Date on Master's Thesis/Doctoral Dissertation


Document Type

Doctoral Dissertation

Degree Name

Ph. D.


Criminal Justice

Degree Program

Criminal Justice, PhD

Committee Chair

Keeling, Deborah

Committee Co-Chair (if applicable)

Andreescu, Viviana

Committee Member

Dawson-Edwards, Cherie

Committee Member

Schroeder, Ryan

Author's Keywords

verbal sexual harassment; victimization; middle school students

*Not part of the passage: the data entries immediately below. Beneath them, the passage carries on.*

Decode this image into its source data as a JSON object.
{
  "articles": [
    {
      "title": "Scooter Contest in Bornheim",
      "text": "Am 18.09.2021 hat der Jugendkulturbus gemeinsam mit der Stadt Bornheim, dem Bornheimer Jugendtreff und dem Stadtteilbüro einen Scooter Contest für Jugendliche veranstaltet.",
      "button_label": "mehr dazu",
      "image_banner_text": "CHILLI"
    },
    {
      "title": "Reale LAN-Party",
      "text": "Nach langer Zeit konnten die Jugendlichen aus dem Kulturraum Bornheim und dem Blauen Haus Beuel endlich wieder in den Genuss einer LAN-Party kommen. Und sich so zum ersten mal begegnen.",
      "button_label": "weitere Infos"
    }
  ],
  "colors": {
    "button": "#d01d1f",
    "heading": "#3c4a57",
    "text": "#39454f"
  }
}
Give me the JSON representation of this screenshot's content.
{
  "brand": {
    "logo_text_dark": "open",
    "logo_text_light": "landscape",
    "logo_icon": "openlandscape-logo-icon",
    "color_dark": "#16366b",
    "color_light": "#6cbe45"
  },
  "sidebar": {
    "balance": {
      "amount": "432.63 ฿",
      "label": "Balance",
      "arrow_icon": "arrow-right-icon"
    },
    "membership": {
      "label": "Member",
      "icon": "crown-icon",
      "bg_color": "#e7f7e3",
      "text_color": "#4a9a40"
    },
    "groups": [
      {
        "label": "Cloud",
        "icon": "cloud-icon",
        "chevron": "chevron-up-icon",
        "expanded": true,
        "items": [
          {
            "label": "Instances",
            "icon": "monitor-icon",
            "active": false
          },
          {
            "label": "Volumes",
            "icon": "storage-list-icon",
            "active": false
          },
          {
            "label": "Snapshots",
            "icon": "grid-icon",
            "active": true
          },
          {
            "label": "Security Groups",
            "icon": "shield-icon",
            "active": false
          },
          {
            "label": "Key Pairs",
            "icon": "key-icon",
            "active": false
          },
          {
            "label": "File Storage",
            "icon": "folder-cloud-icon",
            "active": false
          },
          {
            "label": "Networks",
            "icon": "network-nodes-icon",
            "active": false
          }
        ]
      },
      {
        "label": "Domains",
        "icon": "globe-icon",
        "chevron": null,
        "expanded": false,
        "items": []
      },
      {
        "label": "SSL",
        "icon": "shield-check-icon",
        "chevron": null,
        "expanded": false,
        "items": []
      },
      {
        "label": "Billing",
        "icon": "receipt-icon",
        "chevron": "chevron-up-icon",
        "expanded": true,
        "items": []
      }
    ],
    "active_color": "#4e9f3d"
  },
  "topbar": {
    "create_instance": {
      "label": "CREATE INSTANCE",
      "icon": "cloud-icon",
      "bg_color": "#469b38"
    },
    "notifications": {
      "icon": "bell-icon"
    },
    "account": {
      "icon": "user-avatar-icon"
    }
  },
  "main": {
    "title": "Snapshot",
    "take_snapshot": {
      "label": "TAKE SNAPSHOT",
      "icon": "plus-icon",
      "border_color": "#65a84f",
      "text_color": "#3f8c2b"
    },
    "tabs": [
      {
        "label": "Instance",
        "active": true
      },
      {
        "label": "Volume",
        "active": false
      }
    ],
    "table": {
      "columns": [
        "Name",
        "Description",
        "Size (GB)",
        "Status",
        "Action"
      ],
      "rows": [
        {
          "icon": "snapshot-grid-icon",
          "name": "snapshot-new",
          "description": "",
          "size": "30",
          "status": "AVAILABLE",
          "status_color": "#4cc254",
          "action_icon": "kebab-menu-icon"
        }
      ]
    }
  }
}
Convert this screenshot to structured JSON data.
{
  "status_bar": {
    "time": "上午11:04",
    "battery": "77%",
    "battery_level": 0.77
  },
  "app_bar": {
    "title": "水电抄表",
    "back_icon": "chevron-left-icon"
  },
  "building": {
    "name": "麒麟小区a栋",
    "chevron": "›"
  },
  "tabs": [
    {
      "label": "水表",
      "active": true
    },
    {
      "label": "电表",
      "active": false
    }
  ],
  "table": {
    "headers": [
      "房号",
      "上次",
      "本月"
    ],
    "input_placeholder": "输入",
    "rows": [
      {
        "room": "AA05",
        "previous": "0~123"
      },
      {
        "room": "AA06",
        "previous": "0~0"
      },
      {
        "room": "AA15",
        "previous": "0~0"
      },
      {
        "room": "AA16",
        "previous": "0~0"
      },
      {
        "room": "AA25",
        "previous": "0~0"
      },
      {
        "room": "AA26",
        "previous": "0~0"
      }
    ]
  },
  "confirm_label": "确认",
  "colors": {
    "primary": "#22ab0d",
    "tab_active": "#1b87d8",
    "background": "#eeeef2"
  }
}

Until recently, sexual harassment research has focused primarily on adults and college and high school students with little attention given to younger students. While recent research has noted sexual harassment occurs among younger students, the literature addressing sexual harassment among middle school students is still sparse. Additionally, most studies of sexual harassment have focused on sexual harassment generally, with no distinction made between verbal and sexual harassment. In fact, only limited research has been exclusively conducted on verbal sexual harassment. Using self-report data, the current study adds to the literature by examining the nature of verbal sexual harassment as well as selected characteristics of the victims of sexual harassment through the lens of Gender Order Theory and Social Script Theory. Additionally, this study seeks to assess the effectiveness of one school-based violence reduction program, Shifting Boundaries, as implemented among 6th and 7th graders in 30 middle schools in the New York City School System in 2009-2010. The findings suggest that boys are the primary perpetrator of verbal sexual harassment against both genders, and the sexual harassment program was not overly effective in reducing perpetration and victimization among this population. Additional findings, limitations, and policy implications are discussed.